Representative Publications

"Tropane and granatane alkaloid biosynthesis: A Systematic analysis." Kim, N, Estrada, O, Chavez B, Stewart C, D'Auria JC (2016). Molecules 21(11), 1510-1535. doi:10.3390/molecules 21111510 
"The last step in cocaine biosynthesis is catalyzed by a BAHD acyltransferase."Schmidt, G., Jirschitzka, J., Porta, T., Reichelt, M., Luck, K., Pardo-Torre, J., Dolke, F., Varesio, E., Hopfgartner, G., Gershenzon, J., D'Auria, J. (2015).Plant Physiology, 16(1), 89-101. doi:10.1104/pp.114.248187
"Influence of medium and elicitors on the production of cocaine, amino acids and phytohormones by Erythroxylum coca calli.",Docimo T, Davis AJ, Luck K, Fellenberg C, Reichelt M, Phillips M, Gershenzon J, D'Auria JC.(2015 in press) Plant Cell, Tissue and Organ Culture (PCTOC)doi: 10.1007/s11240-014-0660-8
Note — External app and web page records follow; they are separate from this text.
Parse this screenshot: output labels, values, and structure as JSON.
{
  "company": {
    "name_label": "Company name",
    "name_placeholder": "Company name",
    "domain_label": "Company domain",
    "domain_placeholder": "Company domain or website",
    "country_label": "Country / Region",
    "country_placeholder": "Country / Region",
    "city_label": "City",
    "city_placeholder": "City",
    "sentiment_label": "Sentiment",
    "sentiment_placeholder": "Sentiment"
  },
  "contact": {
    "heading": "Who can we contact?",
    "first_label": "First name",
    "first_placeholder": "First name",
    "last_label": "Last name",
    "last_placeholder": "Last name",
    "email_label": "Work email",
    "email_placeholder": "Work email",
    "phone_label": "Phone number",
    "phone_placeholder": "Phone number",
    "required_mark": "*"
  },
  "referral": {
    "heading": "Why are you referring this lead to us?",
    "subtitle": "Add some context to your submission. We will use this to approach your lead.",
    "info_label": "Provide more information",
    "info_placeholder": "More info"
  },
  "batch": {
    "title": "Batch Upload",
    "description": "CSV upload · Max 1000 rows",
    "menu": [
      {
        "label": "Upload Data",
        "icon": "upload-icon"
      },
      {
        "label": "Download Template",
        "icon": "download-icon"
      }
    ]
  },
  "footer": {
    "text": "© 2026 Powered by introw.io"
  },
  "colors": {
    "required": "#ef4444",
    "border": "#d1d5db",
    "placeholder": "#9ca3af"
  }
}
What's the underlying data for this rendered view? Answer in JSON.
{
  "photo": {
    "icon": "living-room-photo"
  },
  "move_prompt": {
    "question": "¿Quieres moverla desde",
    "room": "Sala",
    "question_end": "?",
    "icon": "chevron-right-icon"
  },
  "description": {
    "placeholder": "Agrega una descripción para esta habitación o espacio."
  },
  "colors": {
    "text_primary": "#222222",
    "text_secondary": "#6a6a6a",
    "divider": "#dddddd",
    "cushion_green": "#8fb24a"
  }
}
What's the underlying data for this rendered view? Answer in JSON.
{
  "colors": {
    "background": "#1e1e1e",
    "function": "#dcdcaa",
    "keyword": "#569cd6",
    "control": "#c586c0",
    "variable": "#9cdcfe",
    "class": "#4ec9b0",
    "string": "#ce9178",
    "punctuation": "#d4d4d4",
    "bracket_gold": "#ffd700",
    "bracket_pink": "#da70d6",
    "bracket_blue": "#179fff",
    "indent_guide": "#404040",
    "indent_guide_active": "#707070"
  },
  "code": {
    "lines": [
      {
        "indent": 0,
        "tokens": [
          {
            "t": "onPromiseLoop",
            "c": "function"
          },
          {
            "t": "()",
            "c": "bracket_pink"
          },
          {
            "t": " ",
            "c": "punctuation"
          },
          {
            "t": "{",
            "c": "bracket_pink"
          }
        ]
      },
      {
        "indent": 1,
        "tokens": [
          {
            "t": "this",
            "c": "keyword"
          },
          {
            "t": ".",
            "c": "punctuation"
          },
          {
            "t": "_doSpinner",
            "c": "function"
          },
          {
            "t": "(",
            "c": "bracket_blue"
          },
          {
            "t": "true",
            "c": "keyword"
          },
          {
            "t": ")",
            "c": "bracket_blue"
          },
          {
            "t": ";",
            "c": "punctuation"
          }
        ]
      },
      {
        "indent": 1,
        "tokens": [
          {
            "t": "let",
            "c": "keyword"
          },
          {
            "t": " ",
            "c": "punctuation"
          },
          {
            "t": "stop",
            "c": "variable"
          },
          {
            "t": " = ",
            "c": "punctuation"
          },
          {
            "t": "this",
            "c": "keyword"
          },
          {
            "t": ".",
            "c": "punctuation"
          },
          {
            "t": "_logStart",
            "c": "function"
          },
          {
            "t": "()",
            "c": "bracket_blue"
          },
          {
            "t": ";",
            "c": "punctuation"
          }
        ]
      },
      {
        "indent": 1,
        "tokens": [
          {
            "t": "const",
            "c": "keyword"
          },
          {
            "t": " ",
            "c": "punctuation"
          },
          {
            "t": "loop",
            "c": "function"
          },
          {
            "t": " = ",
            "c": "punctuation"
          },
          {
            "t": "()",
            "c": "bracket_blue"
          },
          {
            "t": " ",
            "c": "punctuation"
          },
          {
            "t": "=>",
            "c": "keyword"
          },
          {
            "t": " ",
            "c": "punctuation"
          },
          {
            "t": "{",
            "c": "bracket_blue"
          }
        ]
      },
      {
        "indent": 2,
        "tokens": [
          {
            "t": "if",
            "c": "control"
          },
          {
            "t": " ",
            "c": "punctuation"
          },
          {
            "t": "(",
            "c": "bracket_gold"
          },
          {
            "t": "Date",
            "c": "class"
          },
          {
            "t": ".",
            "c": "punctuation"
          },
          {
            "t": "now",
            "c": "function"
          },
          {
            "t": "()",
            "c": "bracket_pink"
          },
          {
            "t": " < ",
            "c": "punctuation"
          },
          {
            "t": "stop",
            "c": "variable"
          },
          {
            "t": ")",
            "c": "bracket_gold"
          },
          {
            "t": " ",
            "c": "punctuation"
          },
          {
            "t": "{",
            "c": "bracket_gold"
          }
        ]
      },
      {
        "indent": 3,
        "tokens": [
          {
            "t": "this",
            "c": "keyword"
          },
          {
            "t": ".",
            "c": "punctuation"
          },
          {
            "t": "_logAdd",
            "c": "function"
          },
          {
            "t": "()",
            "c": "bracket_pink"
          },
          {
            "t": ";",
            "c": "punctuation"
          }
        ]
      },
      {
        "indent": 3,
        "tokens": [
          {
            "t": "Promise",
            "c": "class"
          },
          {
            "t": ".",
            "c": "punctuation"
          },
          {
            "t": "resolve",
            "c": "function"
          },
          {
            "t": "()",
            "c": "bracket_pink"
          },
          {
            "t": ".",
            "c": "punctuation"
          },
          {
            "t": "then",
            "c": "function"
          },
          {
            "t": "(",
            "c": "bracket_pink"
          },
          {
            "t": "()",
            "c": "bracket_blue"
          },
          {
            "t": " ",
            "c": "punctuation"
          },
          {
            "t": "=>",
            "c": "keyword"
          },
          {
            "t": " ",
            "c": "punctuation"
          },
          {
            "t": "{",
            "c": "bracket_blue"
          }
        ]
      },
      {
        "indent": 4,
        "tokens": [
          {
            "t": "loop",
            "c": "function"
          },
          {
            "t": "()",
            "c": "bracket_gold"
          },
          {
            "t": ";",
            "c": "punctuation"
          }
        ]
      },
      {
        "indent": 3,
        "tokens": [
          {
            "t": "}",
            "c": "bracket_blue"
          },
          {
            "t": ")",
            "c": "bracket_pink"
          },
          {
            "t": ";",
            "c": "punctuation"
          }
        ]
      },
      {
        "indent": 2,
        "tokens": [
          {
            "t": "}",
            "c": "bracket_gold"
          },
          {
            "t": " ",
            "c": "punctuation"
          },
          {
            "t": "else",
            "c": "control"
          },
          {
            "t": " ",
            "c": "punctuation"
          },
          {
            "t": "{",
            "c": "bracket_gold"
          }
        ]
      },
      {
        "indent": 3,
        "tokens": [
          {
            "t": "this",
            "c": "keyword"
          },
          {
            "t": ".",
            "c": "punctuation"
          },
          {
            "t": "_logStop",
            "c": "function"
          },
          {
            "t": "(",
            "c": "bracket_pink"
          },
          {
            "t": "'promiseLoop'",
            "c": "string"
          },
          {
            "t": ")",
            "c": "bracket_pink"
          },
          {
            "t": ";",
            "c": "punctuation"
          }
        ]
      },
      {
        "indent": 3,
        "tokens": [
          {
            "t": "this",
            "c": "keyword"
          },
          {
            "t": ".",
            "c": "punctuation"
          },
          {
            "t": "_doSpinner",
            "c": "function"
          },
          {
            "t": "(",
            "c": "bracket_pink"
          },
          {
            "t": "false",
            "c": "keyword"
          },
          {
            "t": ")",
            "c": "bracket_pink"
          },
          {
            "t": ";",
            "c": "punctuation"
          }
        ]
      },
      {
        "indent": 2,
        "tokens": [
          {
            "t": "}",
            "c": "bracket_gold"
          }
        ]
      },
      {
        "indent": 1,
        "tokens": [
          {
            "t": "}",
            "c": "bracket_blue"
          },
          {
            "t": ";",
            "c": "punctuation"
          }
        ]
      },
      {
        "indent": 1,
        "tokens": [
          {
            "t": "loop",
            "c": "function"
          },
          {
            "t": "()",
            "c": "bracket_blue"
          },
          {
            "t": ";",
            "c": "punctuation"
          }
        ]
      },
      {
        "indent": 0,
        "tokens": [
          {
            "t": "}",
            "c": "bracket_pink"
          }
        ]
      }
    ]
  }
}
"Increasing the Pace of New Discoveries in Tropane Alkaloid Biosynthesis". Jan Jirschitzka, Franziska Dolke, John C. D'Auria,. In Nathalie Giglioli-Guivarc'h, editors : Advances In Botanical Research, Vol. 68,Burlington: Academic Press, 2013, pp. 39-72. ISBN: 978-0-12-408061-4
"Selection and validation of reference genes for quantitative gene expression studies in Erythroxylum coca", Docimo, T., Schmidt, G., Luck, K., Delaney, S. K., D'Auria, J (2013).Faculty of 1000 Research,2:37. doi:10.3410/f1000research.2-37.v1.
"Learning from nature: new approaches to the metabolic engineering of plant defense pathways", Jirschitzka, J., Mattern, D. J.,Gershenzon, J., D'Auria, J. (2013).Current Opinion in Biotechnology,24(2),320-328. doi:10.1016/j.copbio.2012.10.014.
"The biosynthesis of hydroxycinnamoyl quinate esters and their role in the storage of cocaine in Erythroxylum coca." Pardo-Torre, J., Schmidt,G., Paetz, C., Reichelt, M., Schneider, B., Gershenzon, J.' D'Auria, J. (2013). Phytochemistry, 91, 177-186. doi:10.1016/j.phytochem.2012.09.009
"The first step in the biosynthesis of cocaine in Erythroxylum coca: the characterization of arginine and ornithine decarboxylases.", Docimo, T., Reichelt, M., Schneider, B., Kunert, G., Gershenzon, J., D'Auria, J. ( 2012).Plant Molecular Biology, 78(6), 599-615. doi:10.1007/s11103-012-9886-1.
"Plant tropane alkaloid biosynthesis evolved independently in the Solanaceae and Erythroxylaceae.", Jirschitzka, J., Schmidt, G., Reichelt, M., Schneider, B., Gershenzon, J., D'Auria, J. (2012). Proceedings of the National Academy of Sciences of the United States of Amercia, 109(26), 10304-10309. doi:10.1073/pnas.1200473109.
"Contribution of CoA ligases to benzenoid biosynthesis in Petunia flowers. ", Klempien, A.; Kaminaga, Y.; Qualley, A.; Nagegowda, D. A., Widhalm, J. R., Orlova, I., Shasany, A. K., Taguchi, G., Kish, C. M., Cooper, B. R., D'Auria, J., Rhodes, D., Pichersky, E., Dudareva, N. (2012). The Plant Cell, 24,2014-2030. doi:10.1105/tpc.112.097519.
"Evaluation of candidate reference genes for real-time quantitative PCR of plant samples using purified cDNA as template.", Phillips, M., D'Auria, J., Luck, K.; Gershenzon, J. (2009).Plant Molecular Biology Reporter, 27(3), 407-416. doi:10.1007/s11105-008-0072-1.
+ More


Department of Chemistry & Biochemistry